PROBLEM TO WORK ON —
Copy each line below that has "Нужно".
——
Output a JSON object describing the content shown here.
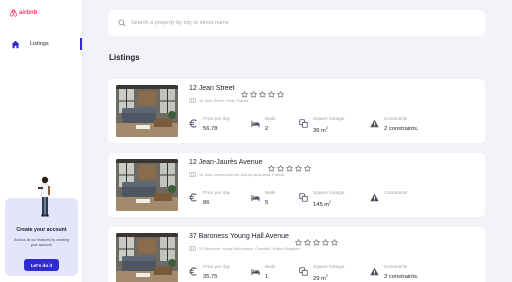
{
  "brand": {
    "name": "airbnb",
    "color": "#ff385c"
  },
  "sidebar": {
    "items": [
      {
        "label": "Listings",
        "icon": "home-icon",
        "active": true
      }
    ],
    "promo": {
      "title": "Create your account",
      "text": "Access all our features by creating your account!",
      "button": "Let's do it"
    }
  },
  "search": {
    "placeholder": "Search a property by city or street name",
    "value": ""
  },
  "main": {
    "title": "Listings"
  },
  "labels": {
    "price": "Price per day",
    "beds": "Beds",
    "sqft": "Square footage",
    "constraints": "Constraints"
  },
  "listings": [
    {
      "title": "12 Jean  Street",
      "address": "12 Jean Street, Paris, France",
      "rating": 0,
      "price": "56.78",
      "beds": "2",
      "sqft": "36 m",
      "sqft_unit": "2",
      "constraints": "2 constraints."
    },
    {
      "title": "12 Jean-Jaurès Avenue",
      "address": "12 Jean-Jaurès Avenue, Aulnay-sous-Bois, France",
      "rating": 0,
      "price": "86",
      "beds": "5",
      "sqft": "145 m",
      "sqft_unit": "2",
      "constraints": ""
    },
    {
      "title": "37 Baroness Young Hall Avenue",
      "address": "37 Baroness Young Hall Avenue, Cranfield, United Kingdom",
      "rating": 0,
      "price": "35.75",
      "beds": "1",
      "sqft": "29 m",
      "sqft_unit": "2",
      "constraints": "3 constraints."
    }
  ],
  "colors": {
    "accent": "#2f2ccf",
    "background": "#f2f3f8",
    "muted": "#a0a2ae",
    "stat_icon": "#4b4d5e"
  }
}
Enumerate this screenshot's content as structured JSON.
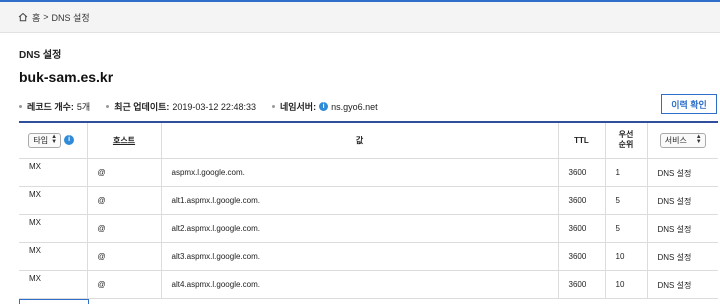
{
  "breadcrumb": {
    "home": "홈",
    "separator": ">",
    "current": "DNS 설정"
  },
  "page": {
    "section_title": "DNS 설정",
    "domain": "buk-sam.es.kr"
  },
  "info": {
    "record_count_label": "레코드 개수:",
    "record_count_value": "5개",
    "last_update_label": "최근 업데이트:",
    "last_update_value": "2019-03-12 22:48:33",
    "nameserver_label": "네임서버:",
    "nameserver_value": "ns.gyo6.net"
  },
  "history_button": "이력 확인",
  "table": {
    "headers": {
      "type_select": "타입",
      "host": "호스트",
      "value": "값",
      "ttl": "TTL",
      "priority_line1": "우선",
      "priority_line2": "순위",
      "service_select": "서비스"
    },
    "rows": [
      {
        "type": "MX",
        "host": "@",
        "value": "aspmx.l.google.com.",
        "ttl": "3600",
        "priority": "1",
        "service": "DNS 설정"
      },
      {
        "type": "MX",
        "host": "@",
        "value": "alt1.aspmx.l.google.com.",
        "ttl": "3600",
        "priority": "5",
        "service": "DNS 설정"
      },
      {
        "type": "MX",
        "host": "@",
        "value": "alt2.aspmx.l.google.com.",
        "ttl": "3600",
        "priority": "5",
        "service": "DNS 설정"
      },
      {
        "type": "MX",
        "host": "@",
        "value": "alt3.aspmx.l.google.com.",
        "ttl": "3600",
        "priority": "10",
        "service": "DNS 설정"
      },
      {
        "type": "MX",
        "host": "@",
        "value": "alt4.aspmx.l.google.com.",
        "ttl": "3600",
        "priority": "10",
        "service": "DNS 설정"
      }
    ]
  },
  "colors": {
    "accent": "#2f6fc9",
    "header_rule": "#2f4f9c",
    "info_icon": "#2f8bd8"
  },
  "icons": {
    "home": "home-icon",
    "info": "info-icon",
    "select_arrows": "select-arrows-icon"
  }
}
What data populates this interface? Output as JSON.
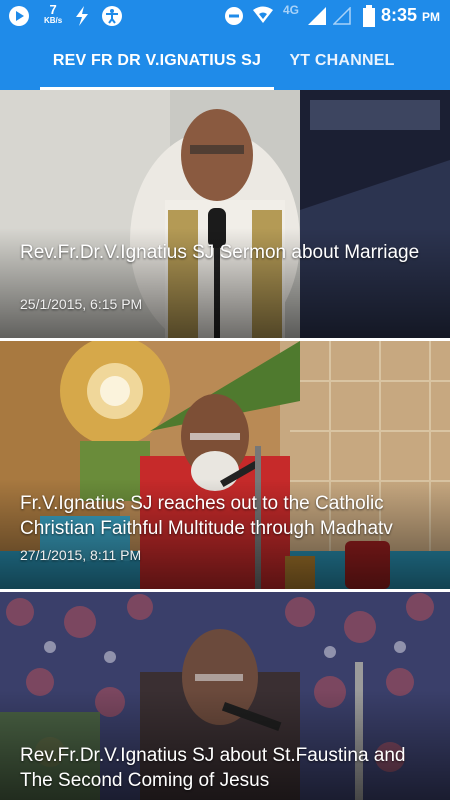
{
  "status_bar": {
    "speed_value": "7",
    "speed_unit": "KB/s",
    "network": "4G",
    "time": "8:35",
    "ampm": "PM"
  },
  "tabs": [
    {
      "label": "REV FR DR V.IGNATIUS SJ",
      "selected": true
    },
    {
      "label": "YT CHANNEL",
      "selected": false
    }
  ],
  "videos": [
    {
      "title": "Rev.Fr.Dr.V.Ignatius SJ  Sermon about Marriage",
      "date": "25/1/2015, 6:15 PM"
    },
    {
      "title": "Fr.V.Ignatius SJ reaches out to the Catholic Christian Faithful Multitude through Madhatv",
      "date": "27/1/2015, 8:11 PM"
    },
    {
      "title": "Rev.Fr.Dr.V.Ignatius SJ about St.Faustina and The Second Coming of Jesus",
      "date": ""
    }
  ],
  "colors": {
    "primary": "#1f8be9",
    "indicator": "#ffffff"
  }
}
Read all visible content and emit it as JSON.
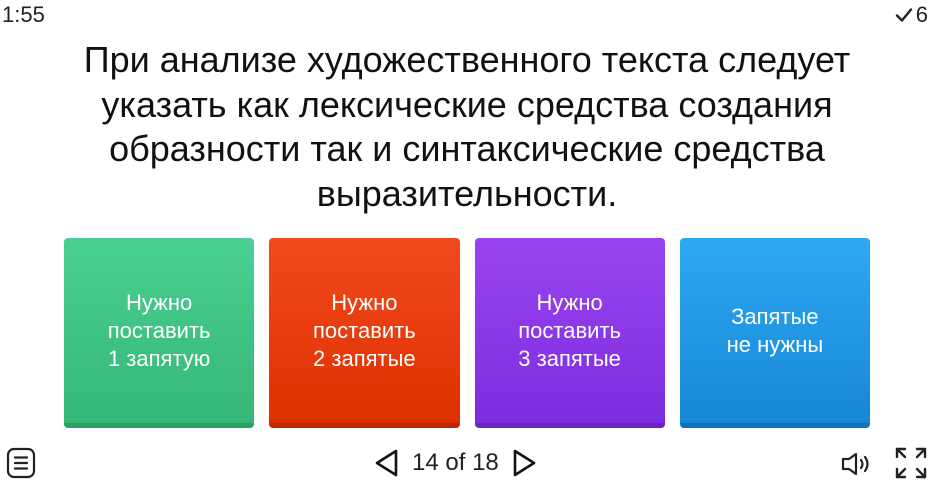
{
  "status": {
    "timer": "1:55",
    "score": "6"
  },
  "question": {
    "text": "При анализе художественного текста следует указать как лексические средства создания образности так и синтаксические средства выразительности."
  },
  "answers": [
    {
      "label": "Нужно\nпоставить\n1 запятую",
      "color": "#3cc283"
    },
    {
      "label": "Нужно\nпоставить\n2 запятые",
      "color": "#e83c0d"
    },
    {
      "label": "Нужно\nпоставить\n3 запятые",
      "color": "#8a37e8"
    },
    {
      "label": "Запятые\nне нужны",
      "color": "#2096e4"
    }
  ],
  "footer": {
    "page_current": "14",
    "page_of": "of",
    "page_total": "18",
    "icons": [
      "menu-icon",
      "prev-arrow-icon",
      "next-arrow-icon",
      "speaker-icon",
      "fullscreen-icon"
    ]
  }
}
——
EXPECTED ANSWER —
      "label": "Нужно\nпоставить\n1 запятую",
      "label": "Нужно\nпоставить\n2 запятые",
      "label": "Нужно\nпоставить\n3 запятые",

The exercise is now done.